  • Use bells or a tambourine for fast music

No rules just mimic the sound. Just play songs and let your child freely play their choices to the music. 

6. Draw the Music

It's all in the name. Children literally draw the music as they hear it.

Gather large pieces of paper and pencils or wax crayons and have your child to draw what they hear. This is a fun one to do with the whole family.

Use these ideas as inspiration:

  • Draw lines, circles, colors showing how the music makes them feel
  • Draw wavy lines or zig-zags to represent slow, flowing music or fast, choppy music
  • Draw the beats they hear (e.g. draw short and long lines for short and long sounds)

Let your child interpret the music as they like. No Rules. Just draw what they want. Draw along with and see how your pictures are similar and how they are different. 

7. Hide and Listen

This game is about listening, following instruction, and understanding instruction .  Use loud as close and soft as far.

How to play, hide and listen:

  • Blindfold your child then hide an instrument somewhere in the room
  • Tell your child what instrument he/she/they needs to find
  • Then your child will search for the instrument while you play music 
  • Explain that the music will get softer when they are getting far away from the instrument and the sound gets louder when they are closer

8. Dance to the song

Kids will be using the whole body, actions, and props to express themselves to the music.

How to play, dance to the song:

  • Get out some props such as scarves, streamers, ribbons, sticks to bang together, etc.
  • Use your body as an instrument – stamp feet, click fingers, clap hands, march, tiptoe, etc.
  • Play various types of songs – nursery rhymes, classical songs, pop songs from the radio, etc.
  • Dance together and let the music move you. Use your props to follow the music and be creative
  • Classical songs with a scarf and dancing ballet moves, Clap or stamp to an upbeat song, march or clap to a nursery rhyme.
  • Start yourself and then get your child to make up some of her own moves
  • Create your own dance and/or song and have fun! Move to the beat.

9. Let’s Create your own song (Rhyming) 

This can be a bit challenging. You will be teaching your child about rhyme and rhythm.

How to play, let’s make up the words:

  • Choose a favorite nursery rhyme with an easy melody, such as Twinkle Twinkle Little Star.
  • Create a new name for the song OR
  • Then taking turns line-by-line, making up new words for the song
  • Try to get the lines to rhyme in pairs 
  • Try to match the rhythm of the song (e.g. My-name-is-A-me-li-a, My-bro-ther-is-much-ol-der)

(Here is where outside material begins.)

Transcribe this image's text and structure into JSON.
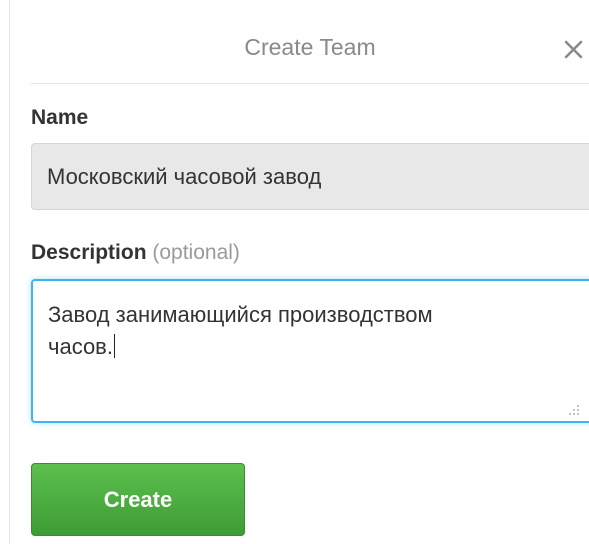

Have fun just listening and learning together. 

Play is the most important way to learn and musical games are the BEST!